-------- DATA FOR REVIEW
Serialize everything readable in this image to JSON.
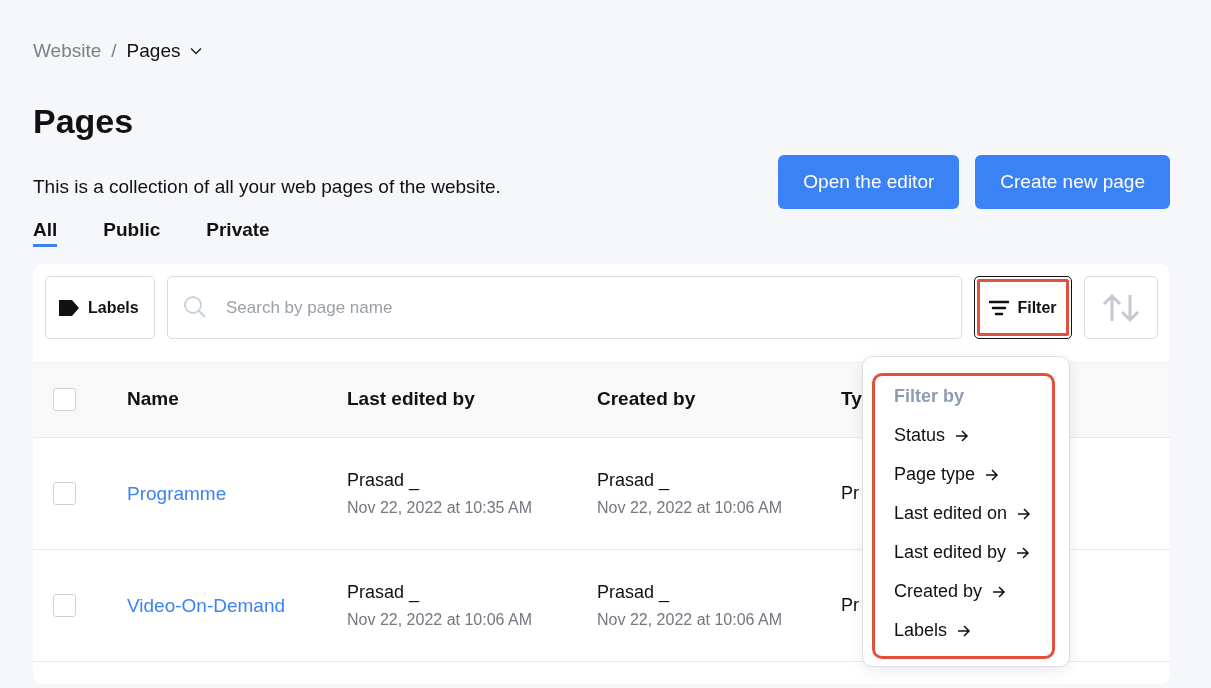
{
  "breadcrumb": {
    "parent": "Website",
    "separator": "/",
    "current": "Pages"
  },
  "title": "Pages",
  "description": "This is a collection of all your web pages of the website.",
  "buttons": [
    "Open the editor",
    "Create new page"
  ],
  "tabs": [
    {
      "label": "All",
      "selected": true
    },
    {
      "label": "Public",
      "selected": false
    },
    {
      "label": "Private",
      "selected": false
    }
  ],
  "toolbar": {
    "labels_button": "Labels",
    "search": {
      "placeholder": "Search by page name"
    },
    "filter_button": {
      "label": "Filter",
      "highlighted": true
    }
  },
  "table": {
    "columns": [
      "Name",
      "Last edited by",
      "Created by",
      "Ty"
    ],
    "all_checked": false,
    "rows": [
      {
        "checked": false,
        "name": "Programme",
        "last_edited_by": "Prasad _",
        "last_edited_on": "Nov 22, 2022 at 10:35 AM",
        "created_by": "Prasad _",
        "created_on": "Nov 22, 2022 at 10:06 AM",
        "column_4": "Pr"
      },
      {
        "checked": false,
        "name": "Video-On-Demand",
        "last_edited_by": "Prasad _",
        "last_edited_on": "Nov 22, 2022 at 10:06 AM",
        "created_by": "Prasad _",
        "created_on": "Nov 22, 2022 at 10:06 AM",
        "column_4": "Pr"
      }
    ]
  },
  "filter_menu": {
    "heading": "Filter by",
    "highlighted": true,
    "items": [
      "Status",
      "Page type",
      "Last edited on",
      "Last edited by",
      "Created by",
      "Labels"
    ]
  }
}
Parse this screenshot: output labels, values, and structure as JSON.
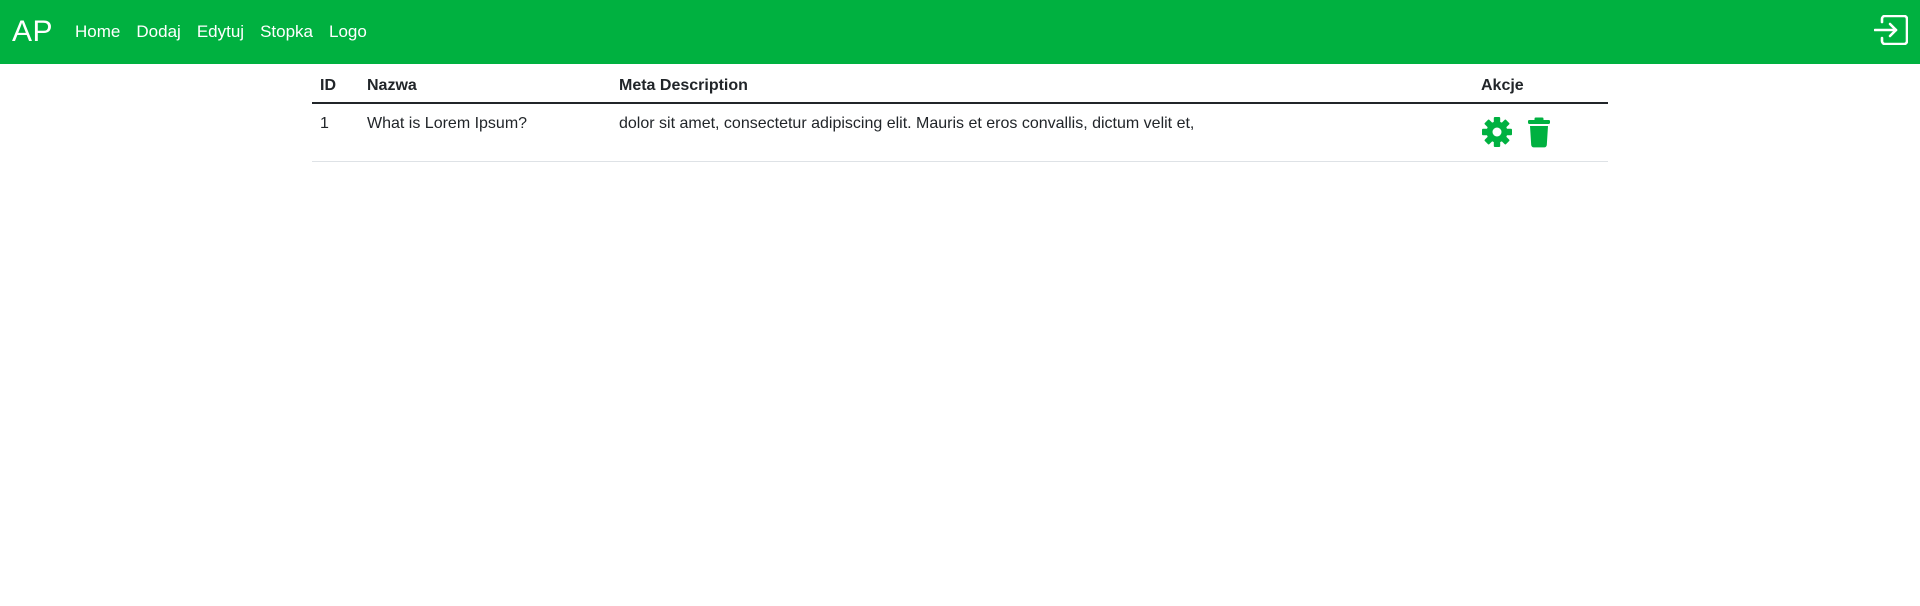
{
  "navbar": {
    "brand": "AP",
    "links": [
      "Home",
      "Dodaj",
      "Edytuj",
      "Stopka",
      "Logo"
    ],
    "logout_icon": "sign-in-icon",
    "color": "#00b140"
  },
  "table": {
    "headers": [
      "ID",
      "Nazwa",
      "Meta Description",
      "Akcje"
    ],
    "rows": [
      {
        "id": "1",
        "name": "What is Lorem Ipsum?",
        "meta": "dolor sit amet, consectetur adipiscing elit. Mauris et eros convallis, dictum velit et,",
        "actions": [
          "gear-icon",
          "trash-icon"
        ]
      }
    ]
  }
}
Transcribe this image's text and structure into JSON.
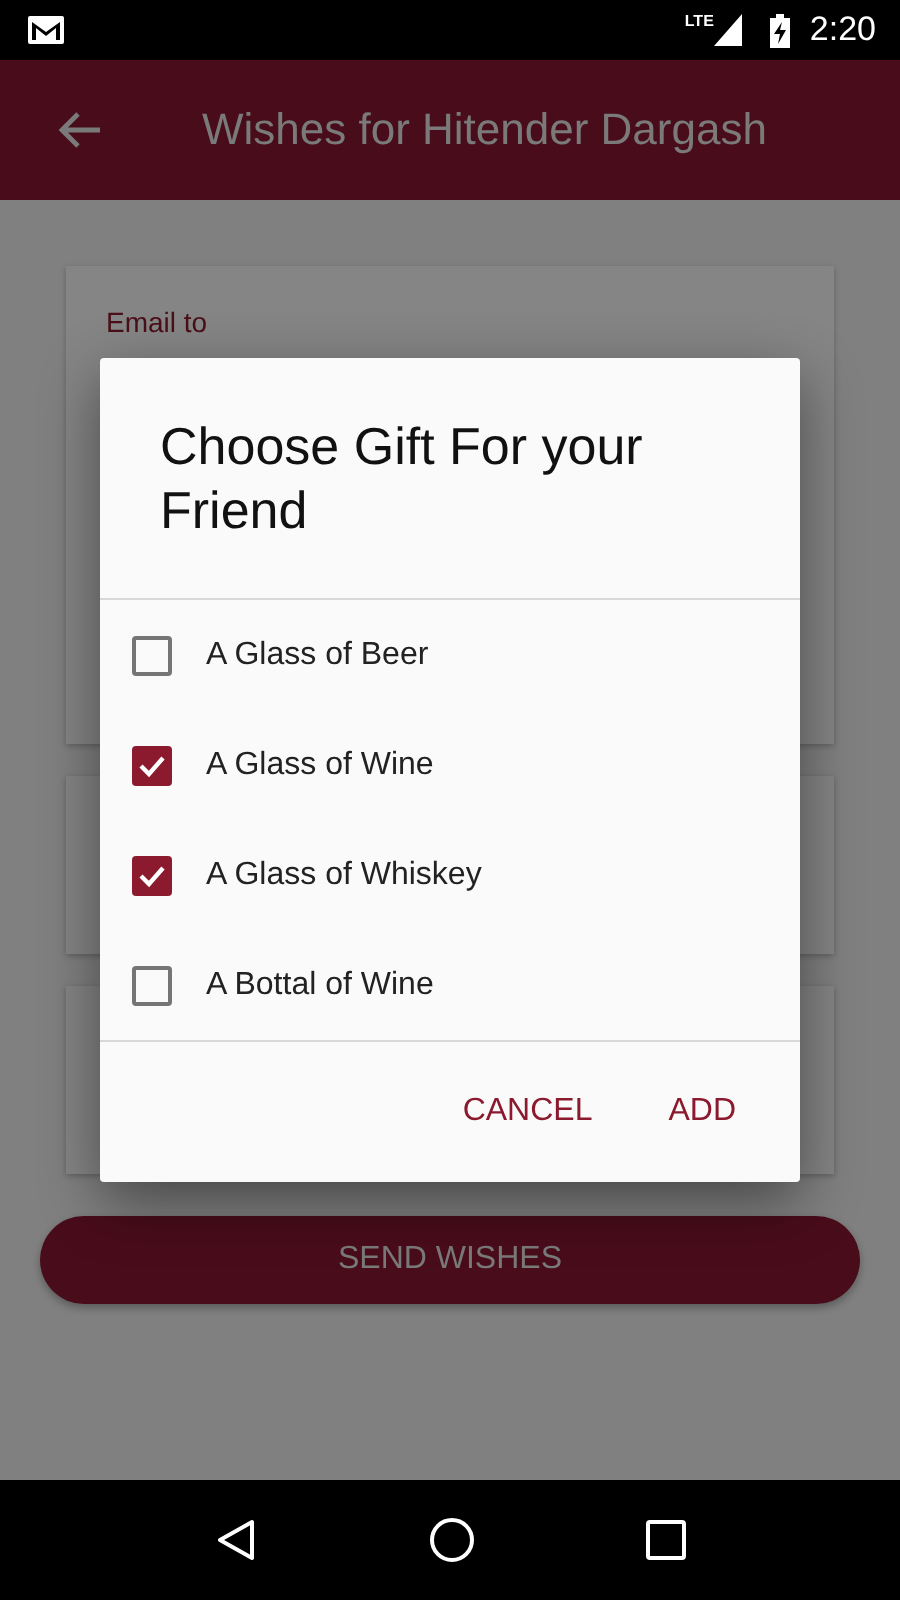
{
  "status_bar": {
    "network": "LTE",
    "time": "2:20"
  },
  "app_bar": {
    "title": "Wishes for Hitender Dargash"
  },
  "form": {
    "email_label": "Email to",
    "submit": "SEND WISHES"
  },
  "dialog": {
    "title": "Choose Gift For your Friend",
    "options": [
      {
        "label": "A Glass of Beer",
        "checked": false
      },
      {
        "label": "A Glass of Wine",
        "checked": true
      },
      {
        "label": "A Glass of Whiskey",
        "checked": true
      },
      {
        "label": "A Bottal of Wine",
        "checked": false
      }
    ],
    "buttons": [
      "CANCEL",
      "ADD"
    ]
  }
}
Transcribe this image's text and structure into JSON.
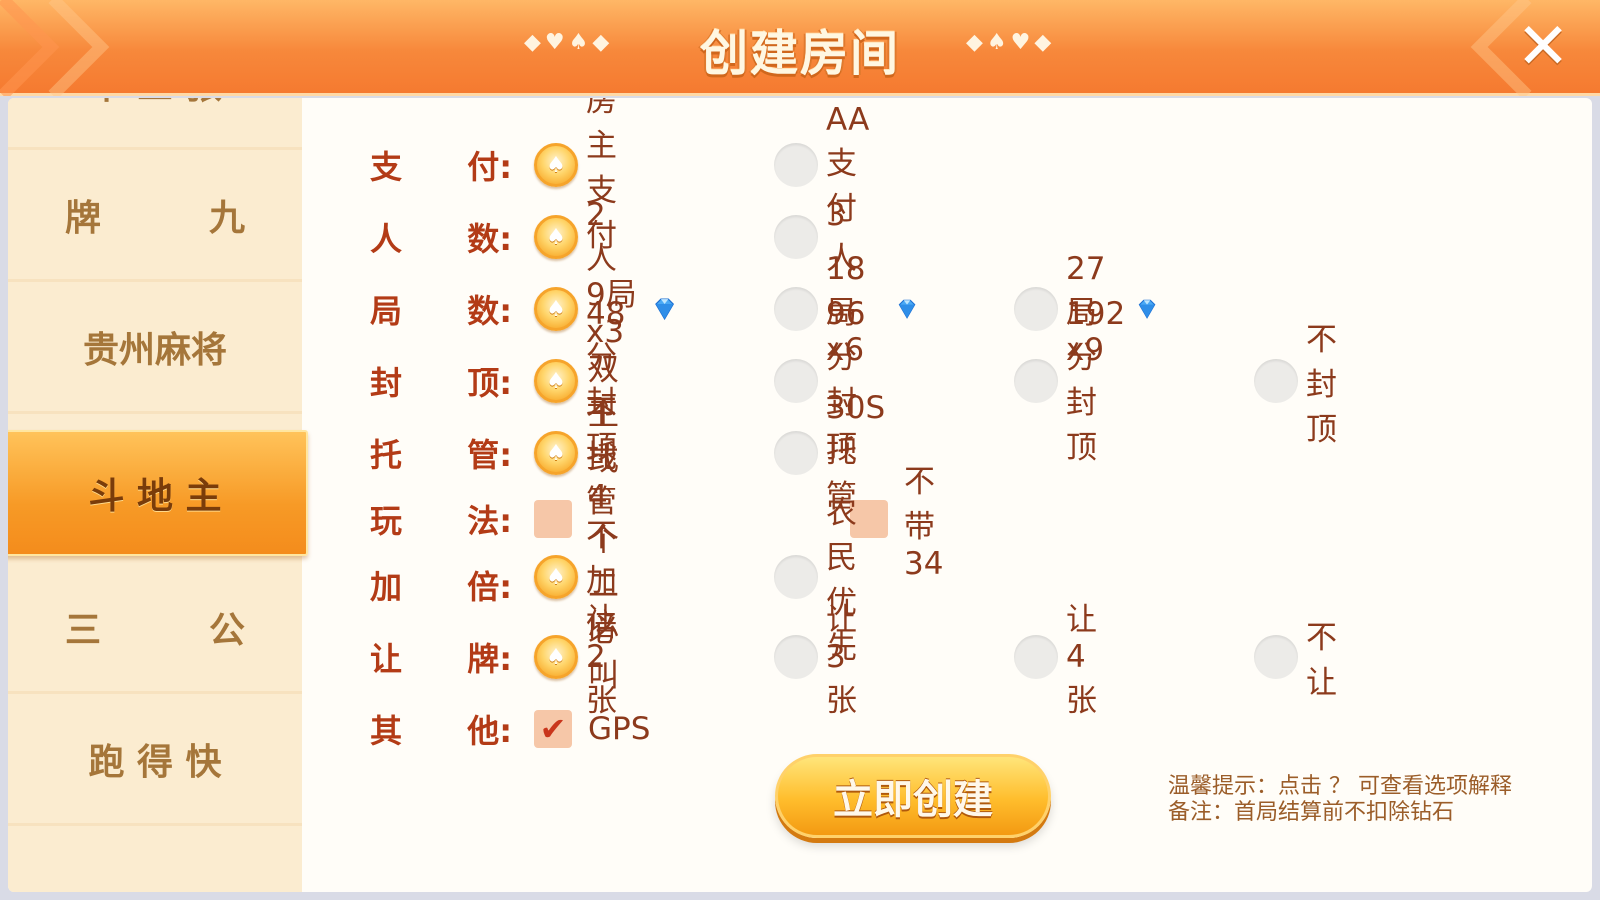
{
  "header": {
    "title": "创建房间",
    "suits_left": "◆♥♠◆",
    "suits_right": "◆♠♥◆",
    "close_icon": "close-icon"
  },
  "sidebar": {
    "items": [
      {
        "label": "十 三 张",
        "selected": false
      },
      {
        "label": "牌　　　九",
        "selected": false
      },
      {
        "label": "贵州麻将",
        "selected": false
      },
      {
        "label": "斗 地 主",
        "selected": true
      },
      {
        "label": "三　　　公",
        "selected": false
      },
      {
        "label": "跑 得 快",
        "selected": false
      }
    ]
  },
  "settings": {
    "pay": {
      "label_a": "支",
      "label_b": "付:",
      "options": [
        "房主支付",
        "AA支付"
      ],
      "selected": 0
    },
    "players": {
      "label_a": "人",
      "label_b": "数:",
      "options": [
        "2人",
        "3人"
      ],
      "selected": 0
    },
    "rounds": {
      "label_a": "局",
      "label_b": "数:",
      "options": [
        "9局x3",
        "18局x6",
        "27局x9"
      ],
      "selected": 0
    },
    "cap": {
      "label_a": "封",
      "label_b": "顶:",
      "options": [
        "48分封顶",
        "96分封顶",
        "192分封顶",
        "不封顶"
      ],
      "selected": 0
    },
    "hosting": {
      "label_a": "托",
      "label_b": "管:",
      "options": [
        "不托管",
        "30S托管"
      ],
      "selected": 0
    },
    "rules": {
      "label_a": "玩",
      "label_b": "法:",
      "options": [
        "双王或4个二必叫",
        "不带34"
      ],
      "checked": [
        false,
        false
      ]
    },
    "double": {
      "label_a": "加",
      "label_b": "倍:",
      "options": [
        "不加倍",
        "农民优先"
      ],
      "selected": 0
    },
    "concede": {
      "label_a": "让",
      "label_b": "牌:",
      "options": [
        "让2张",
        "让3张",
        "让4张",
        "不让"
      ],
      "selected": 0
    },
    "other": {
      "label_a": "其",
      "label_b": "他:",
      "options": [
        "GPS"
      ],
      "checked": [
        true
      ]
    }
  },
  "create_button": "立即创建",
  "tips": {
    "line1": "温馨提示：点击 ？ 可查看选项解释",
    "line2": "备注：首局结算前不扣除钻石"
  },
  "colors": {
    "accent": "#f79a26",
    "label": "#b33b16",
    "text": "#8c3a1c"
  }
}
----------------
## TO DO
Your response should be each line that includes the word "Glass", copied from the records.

## OUTPUT OF THE TASK
        "label": "A Glass of Beer",
        "label": "A Glass of Wine",
        "label": "A Glass of Whiskey",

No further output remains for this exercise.